While on the topic of general election campaigns, I want to amend an earlier assessment that had Walker besting Hillary in the 2016 presidential race. Watching video clips of his official campaign kickoff it struck me -- I don't know why I didn't react this way to Walker before -- that he comes across as too much of a dullard, too much a low-watt middle-manager type to win the allegiance of your average voter. Your average voter, whomever that may be -- mythic suburban "soccer mom"; independent; Oprah acolyte -- wants more star power in her/his candidate for the White House. Walker is too plain (and, let's not be shy, too homely). Plus, he's staking out hard right positions, not just on collective bargaining rights, but now on Iran and Russia as well, that are out of step with the mainstream.
So at this moment it looks to me as if the early predictions of a dynastic clash of titans, Hillary vs. Jeb, for the 2016 presidential race are going to be proven accurate. This assumes that the Trump boom fades.

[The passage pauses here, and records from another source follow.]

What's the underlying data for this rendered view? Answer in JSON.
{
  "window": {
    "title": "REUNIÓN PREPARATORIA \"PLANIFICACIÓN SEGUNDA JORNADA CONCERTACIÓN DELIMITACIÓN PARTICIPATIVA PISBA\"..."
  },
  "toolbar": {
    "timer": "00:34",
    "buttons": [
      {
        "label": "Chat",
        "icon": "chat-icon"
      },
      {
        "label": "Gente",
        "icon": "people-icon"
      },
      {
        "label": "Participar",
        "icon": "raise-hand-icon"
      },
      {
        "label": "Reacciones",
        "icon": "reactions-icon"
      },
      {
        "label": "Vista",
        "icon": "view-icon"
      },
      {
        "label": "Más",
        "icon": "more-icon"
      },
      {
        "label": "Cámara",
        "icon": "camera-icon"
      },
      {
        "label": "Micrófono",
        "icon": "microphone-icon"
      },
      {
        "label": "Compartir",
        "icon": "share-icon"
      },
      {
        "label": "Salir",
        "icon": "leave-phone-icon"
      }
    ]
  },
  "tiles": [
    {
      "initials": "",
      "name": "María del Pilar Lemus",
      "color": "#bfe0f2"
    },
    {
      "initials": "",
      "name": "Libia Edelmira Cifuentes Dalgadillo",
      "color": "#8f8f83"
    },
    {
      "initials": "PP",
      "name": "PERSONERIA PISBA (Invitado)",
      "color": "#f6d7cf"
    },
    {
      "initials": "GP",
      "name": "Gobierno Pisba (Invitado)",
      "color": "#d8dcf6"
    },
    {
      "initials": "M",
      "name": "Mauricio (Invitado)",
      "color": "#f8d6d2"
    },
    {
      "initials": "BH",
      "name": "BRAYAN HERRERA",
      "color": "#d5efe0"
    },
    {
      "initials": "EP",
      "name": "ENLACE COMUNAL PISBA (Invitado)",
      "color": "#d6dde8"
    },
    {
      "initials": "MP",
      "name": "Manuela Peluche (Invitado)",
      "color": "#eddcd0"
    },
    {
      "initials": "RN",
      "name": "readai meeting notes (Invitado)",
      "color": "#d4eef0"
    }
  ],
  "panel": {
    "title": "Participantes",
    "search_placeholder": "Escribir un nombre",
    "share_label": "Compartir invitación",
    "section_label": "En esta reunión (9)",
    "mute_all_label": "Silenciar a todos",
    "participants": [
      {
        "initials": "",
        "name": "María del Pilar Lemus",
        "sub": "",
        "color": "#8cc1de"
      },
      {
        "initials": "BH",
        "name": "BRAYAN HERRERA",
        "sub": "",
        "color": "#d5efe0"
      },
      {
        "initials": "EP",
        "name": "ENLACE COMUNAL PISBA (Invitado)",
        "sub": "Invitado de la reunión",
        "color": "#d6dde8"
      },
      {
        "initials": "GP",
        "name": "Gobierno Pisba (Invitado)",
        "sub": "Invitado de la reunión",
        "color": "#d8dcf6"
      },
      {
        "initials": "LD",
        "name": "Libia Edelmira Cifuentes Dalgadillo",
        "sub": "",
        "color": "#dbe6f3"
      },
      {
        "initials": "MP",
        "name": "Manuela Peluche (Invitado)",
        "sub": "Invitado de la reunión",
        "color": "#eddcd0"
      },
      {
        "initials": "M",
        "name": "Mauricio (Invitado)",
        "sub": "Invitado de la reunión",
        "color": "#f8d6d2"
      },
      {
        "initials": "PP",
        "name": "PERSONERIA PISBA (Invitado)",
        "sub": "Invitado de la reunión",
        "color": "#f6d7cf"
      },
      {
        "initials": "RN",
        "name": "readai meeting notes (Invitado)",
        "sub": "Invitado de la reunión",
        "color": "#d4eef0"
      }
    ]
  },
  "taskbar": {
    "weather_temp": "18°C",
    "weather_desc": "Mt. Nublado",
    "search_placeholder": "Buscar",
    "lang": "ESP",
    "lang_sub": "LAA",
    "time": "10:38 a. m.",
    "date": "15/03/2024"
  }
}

Yves Smith argues this morning that a Grexit is still the most likely outcome. The IMF's declaration that debt relief must be included in any new bailout package will make it difficult for the various euro nations -- Finland, Germany, Portugal, among others -- to approve any new deal in their respective legislatures. And there is no guarantee that Tsipras can pass four out six creditor demands out of the Greek Parliament today.
It seems odd to me that so many Greeks appear to be sticking with Tsipras. The explanation is that there is no one else to turn to. I guess an abused spouse will tend in the short term to stick with a lying, cheating mate for fear of the unknown, of being alone. Eventually though, as the lying continues, courage is plucked up and one moves on. This is what will happen in Greece.
As a Grexit chaotically unwinds the question will be asked, "How can Syriza have bargained with the troika for half a year without making at least rudimentary plans for returning to the drachma?" Varoufakis has asserted that currency conversion takes a lot of time, which I am sure it does. But Syriza leads Greece. It was foolishly irresponsible given the obvious intention of Germany to force Greece out of the eurozone not to prepare for the possibility of a Grexit.